• Problem description: From the first line to the last, give the listing again exactly.
[Start of Attachment]
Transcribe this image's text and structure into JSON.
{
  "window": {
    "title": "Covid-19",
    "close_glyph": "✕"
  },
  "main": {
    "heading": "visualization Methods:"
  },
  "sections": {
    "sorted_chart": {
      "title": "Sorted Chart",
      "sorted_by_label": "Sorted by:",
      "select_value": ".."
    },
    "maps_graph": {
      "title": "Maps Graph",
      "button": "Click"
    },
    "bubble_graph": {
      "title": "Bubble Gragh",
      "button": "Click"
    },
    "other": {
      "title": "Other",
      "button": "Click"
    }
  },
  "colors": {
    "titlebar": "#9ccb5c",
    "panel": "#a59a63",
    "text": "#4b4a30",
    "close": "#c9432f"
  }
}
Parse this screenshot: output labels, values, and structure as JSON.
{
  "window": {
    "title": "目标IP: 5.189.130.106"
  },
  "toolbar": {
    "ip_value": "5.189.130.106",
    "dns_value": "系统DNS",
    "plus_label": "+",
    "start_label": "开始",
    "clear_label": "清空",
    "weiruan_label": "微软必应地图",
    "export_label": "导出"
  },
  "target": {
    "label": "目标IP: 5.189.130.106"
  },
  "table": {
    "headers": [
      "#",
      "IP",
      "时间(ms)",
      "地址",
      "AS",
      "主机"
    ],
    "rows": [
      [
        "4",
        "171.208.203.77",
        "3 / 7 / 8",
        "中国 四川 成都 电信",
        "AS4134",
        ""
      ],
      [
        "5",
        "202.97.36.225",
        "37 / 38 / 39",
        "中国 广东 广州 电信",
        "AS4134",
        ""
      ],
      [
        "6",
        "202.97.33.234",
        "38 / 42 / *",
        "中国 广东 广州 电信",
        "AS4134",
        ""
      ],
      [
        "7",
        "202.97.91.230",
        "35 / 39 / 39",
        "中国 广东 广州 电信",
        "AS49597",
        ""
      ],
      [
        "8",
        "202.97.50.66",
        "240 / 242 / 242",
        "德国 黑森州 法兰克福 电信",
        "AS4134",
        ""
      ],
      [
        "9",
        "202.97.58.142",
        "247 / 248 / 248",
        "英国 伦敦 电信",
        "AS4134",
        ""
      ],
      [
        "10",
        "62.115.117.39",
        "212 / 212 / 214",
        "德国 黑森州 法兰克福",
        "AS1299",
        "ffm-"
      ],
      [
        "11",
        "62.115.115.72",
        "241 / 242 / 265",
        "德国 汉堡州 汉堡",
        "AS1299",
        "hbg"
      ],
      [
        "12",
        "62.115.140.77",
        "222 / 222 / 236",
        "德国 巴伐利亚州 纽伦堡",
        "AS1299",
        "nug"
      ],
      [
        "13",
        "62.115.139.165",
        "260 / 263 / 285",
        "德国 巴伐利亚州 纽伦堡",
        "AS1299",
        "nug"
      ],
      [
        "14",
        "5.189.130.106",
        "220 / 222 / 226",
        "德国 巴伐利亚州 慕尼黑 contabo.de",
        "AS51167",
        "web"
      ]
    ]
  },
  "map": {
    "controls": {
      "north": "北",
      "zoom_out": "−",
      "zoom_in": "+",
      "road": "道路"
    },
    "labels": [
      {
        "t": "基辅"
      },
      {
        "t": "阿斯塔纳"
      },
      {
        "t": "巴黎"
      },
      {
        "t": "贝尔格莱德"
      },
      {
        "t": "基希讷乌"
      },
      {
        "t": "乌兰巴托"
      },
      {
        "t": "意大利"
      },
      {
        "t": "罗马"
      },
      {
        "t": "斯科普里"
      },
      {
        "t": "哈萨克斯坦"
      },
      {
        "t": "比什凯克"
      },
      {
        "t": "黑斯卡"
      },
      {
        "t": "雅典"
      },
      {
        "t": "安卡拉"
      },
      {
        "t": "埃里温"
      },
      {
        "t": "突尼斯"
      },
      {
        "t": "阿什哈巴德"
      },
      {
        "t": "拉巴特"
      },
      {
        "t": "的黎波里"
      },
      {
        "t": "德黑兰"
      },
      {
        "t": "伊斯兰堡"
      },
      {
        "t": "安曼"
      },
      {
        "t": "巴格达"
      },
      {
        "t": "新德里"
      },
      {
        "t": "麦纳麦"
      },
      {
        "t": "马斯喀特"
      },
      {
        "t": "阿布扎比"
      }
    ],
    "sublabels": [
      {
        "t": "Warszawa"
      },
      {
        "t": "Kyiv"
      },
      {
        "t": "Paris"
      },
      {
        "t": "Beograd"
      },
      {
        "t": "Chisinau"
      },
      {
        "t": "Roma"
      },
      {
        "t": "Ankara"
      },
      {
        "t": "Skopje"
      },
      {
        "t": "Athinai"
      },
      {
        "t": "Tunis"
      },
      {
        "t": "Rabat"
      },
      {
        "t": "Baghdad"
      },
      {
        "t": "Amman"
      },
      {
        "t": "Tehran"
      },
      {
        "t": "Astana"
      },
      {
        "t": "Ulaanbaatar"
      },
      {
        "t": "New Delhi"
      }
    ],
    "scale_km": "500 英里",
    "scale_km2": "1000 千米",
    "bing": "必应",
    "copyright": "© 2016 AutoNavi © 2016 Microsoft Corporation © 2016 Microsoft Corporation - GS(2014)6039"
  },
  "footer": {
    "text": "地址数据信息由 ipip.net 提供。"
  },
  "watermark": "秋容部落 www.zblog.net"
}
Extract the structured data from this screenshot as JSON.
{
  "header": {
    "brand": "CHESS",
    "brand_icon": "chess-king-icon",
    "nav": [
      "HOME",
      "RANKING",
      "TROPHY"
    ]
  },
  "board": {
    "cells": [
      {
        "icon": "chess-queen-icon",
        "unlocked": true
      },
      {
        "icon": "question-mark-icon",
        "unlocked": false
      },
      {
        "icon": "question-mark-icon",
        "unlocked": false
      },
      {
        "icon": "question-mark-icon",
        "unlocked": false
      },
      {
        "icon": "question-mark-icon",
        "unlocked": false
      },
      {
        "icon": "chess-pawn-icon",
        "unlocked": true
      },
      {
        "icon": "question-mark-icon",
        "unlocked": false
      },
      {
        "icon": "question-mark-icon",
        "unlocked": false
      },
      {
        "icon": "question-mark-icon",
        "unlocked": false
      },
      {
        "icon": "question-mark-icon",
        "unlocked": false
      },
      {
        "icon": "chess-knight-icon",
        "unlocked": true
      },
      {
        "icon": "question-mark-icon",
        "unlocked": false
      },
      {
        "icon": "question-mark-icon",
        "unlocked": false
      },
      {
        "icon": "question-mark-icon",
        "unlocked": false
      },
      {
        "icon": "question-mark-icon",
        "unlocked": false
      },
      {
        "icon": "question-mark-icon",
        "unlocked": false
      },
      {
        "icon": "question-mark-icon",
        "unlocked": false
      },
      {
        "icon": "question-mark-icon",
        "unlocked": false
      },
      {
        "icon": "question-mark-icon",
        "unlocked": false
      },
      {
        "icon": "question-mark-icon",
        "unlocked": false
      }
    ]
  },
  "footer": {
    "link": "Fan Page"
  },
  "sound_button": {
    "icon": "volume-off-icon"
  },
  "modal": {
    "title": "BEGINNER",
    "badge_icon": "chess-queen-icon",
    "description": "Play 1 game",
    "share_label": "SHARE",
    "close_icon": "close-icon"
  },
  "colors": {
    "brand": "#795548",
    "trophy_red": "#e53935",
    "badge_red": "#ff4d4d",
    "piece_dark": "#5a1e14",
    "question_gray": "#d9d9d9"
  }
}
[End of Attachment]
• Solution to the exercise:
Transcribe this image's text and structure into JSON.
{
  "window": {
    "title": "Covid-19",
    "close_glyph": "✕"
  },
  "main": {
    "heading": "visualization Methods:"
  },
  "sections": {
    "sorted_chart": {
      "title": "Sorted Chart",
      "sorted_by_label": "Sorted by:",
      "select_value": ".."
    },
    "maps_graph": {
      "title": "Maps Graph",
      "button": "Click"
    },
    "bubble_graph": {
      "title": "Bubble Gragh",
      "button": "Click"
    },
    "other": {
      "title": "Other",
      "button": "Click"
    }
  },
  "colors": {
    "titlebar": "#9ccb5c",
    "panel": "#a59a63",
    "text": "#4b4a30",
    "close": "#c9432f"
  }
}
Parse this screenshot: output labels, values, and structure as JSON.
{
  "window": {
    "title": "目标IP: 5.189.130.106"
  },
  "toolbar": {
    "ip_value": "5.189.130.106",
    "dns_value": "系统DNS",
    "plus_label": "+",
    "start_label": "开始",
    "clear_label": "清空",
    "weiruan_label": "微软必应地图",
    "export_label": "导出"
  },
  "target": {
    "label": "目标IP: 5.189.130.106"
  },
  "table": {
    "headers": [
      "#",
      "IP",
      "时间(ms)",
      "地址",
      "AS",
      "主机"
    ],
    "rows": [
      [
        "4",
        "171.208.203.77",
        "3 / 7 / 8",
        "中国 四川 成都 电信",
        "AS4134",
        ""
      ],
      [
        "5",
        "202.97.36.225",
        "37 / 38 / 39",
        "中国 广东 广州 电信",
        "AS4134",
        ""
      ],
      [
        "6",
        "202.97.33.234",
        "38 / 42 / *",
        "中国 广东 广州 电信",
        "AS4134",
        ""
      ],
      [
        "7",
        "202.97.91.230",
        "35 / 39 / 39",
        "中国 广东 广州 电信",
        "AS49597",
        ""
      ],
      [
        "8",
        "202.97.50.66",
        "240 / 242 / 242",
        "德国 黑森州 法兰克福 电信",
        "AS4134",
        ""
      ],
      [
        "9",
        "202.97.58.142",
        "247 / 248 / 248",
        "英国 伦敦 电信",
        "AS4134",
        ""
      ],
      [
        "10",
        "62.115.117.39",
        "212 / 212 / 214",
        "德国 黑森州 法兰克福",
        "AS1299",
        "ffm-"
      ],
      [
        "11",
        "62.115.115.72",
        "241 / 242 / 265",
        "德国 汉堡州 汉堡",
        "AS1299",
        "hbg"
      ],
      [
        "12",
        "62.115.140.77",
        "222 / 222 / 236",
        "德国 巴伐利亚州 纽伦堡",
        "AS1299",
        "nug"
      ],
      [
        "13",
        "62.115.139.165",
        "260 / 263 / 285",
        "德国 巴伐利亚州 纽伦堡",
        "AS1299",
        "nug"
      ],
      [
        "14",
        "5.189.130.106",
        "220 / 222 / 226",
        "德国 巴伐利亚州 慕尼黑 contabo.de",
        "AS51167",
        "web"
      ]
    ]
  },
  "map": {
    "controls": {
      "north": "北",
      "zoom_out": "−",
      "zoom_in": "+",
      "road": "道路"
    },
    "labels": [
      {
        "t": "基辅"
      },
      {
        "t": "阿斯塔纳"
      },
      {
        "t": "巴黎"
      },
      {
        "t": "贝尔格莱德"
      },
      {
        "t": "基希讷乌"
      },
      {
        "t": "乌兰巴托"
      },
      {
        "t": "意大利"
      },
      {
        "t": "罗马"
      },
      {
        "t": "斯科普里"
      },
      {
        "t": "哈萨克斯坦"
      },
      {
        "t": "比什凯克"
      },
      {
        "t": "黑斯卡"
      },
      {
        "t": "雅典"
      },
      {
        "t": "安卡拉"
      },
      {
        "t": "埃里温"
      },
      {
        "t": "突尼斯"
      },
      {
        "t": "阿什哈巴德"
      },
      {
        "t": "拉巴特"
      },
      {
        "t": "的黎波里"
      },
      {
        "t": "德黑兰"
      },
      {
        "t": "伊斯兰堡"
      },
      {
        "t": "安曼"
      },
      {
        "t": "巴格达"
      },
      {
        "t": "新德里"
      },
      {
        "t": "麦纳麦"
      },
      {
        "t": "马斯喀特"
      },
      {
        "t": "阿布扎比"
      }
    ],
    "sublabels": [
      {
        "t": "Warszawa"
      },
      {
        "t": "Kyiv"
      },
      {
        "t": "Paris"
      },
      {
        "t": "Beograd"
      },
      {
        "t": "Chisinau"
      },
      {
        "t": "Roma"
      },
      {
        "t": "Ankara"
      },
      {
        "t": "Skopje"
      },
      {
        "t": "Athinai"
      },
      {
        "t": "Tunis"
      },
      {
        "t": "Rabat"
      },
      {
        "t": "Baghdad"
      },
      {
        "t": "Amman"
      },
      {
        "t": "Tehran"
      },
      {
        "t": "Astana"
      },
      {
        "t": "Ulaanbaatar"
      },
      {
        "t": "New Delhi"
      }
    ],
    "scale_km": "500 英里",
    "scale_km2": "1000 千米",
    "bing": "必应",
    "copyright": "© 2016 AutoNavi © 2016 Microsoft Corporation © 2016 Microsoft Corporation - GS(2014)6039"
  },
  "footer": {
    "text": "地址数据信息由 ipip.net 提供。"
  },
  "watermark": "秋容部落 www.zblog.net"
}
Extract the structured data from this screenshot as JSON.
{
  "header": {
    "brand": "CHESS",
    "brand_icon": "chess-king-icon",
    "nav": [
      "HOME",
      "RANKING",
      "TROPHY"
    ]
  },
  "board": {
    "cells": [
      {
        "icon": "chess-queen-icon",
        "unlocked": true
      },
      {
        "icon": "question-mark-icon",
        "unlocked": false
      },
      {
        "icon": "question-mark-icon",
        "unlocked": false
      },
      {
        "icon": "question-mark-icon",
        "unlocked": false
      },
      {
        "icon": "question-mark-icon",
        "unlocked": false
      },
      {
        "icon": "chess-pawn-icon",
        "unlocked": true
      },
      {
        "icon": "question-mark-icon",
        "unlocked": false
      },
      {
        "icon": "question-mark-icon",
        "unlocked": false
      },
      {
        "icon": "question-mark-icon",
        "unlocked": false
      },
      {
        "icon": "question-mark-icon",
        "unlocked": false
      },
      {
        "icon": "chess-knight-icon",
        "unlocked": true
      },
      {
        "icon": "question-mark-icon",
        "unlocked": false
      },
      {
        "icon": "question-mark-icon",
        "unlocked": false
      },
      {
        "icon": "question-mark-icon",
        "unlocked": false
      },
      {
        "icon": "question-mark-icon",
        "unlocked": false
      },
      {
        "icon": "question-mark-icon",
        "unlocked": false
      },
      {
        "icon": "question-mark-icon",
        "unlocked": false
      },
      {
        "icon": "question-mark-icon",
        "unlocked": false
      },
      {
        "icon": "question-mark-icon",
        "unlocked": false
      },
      {
        "icon": "question-mark-icon",
        "unlocked": false
      }
    ]
  },
  "footer": {
    "link": "Fan Page"
  },
  "sound_button": {
    "icon": "volume-off-icon"
  },
  "modal": {
    "title": "BEGINNER",
    "badge_icon": "chess-queen-icon",
    "description": "Play 1 game",
    "share_label": "SHARE",
    "close_icon": "close-icon"
  },
  "colors": {
    "brand": "#795548",
    "trophy_red": "#e53935",
    "badge_red": "#ff4d4d",
    "piece_dark": "#5a1e14",
    "question_gray": "#d9d9d9"
  }
}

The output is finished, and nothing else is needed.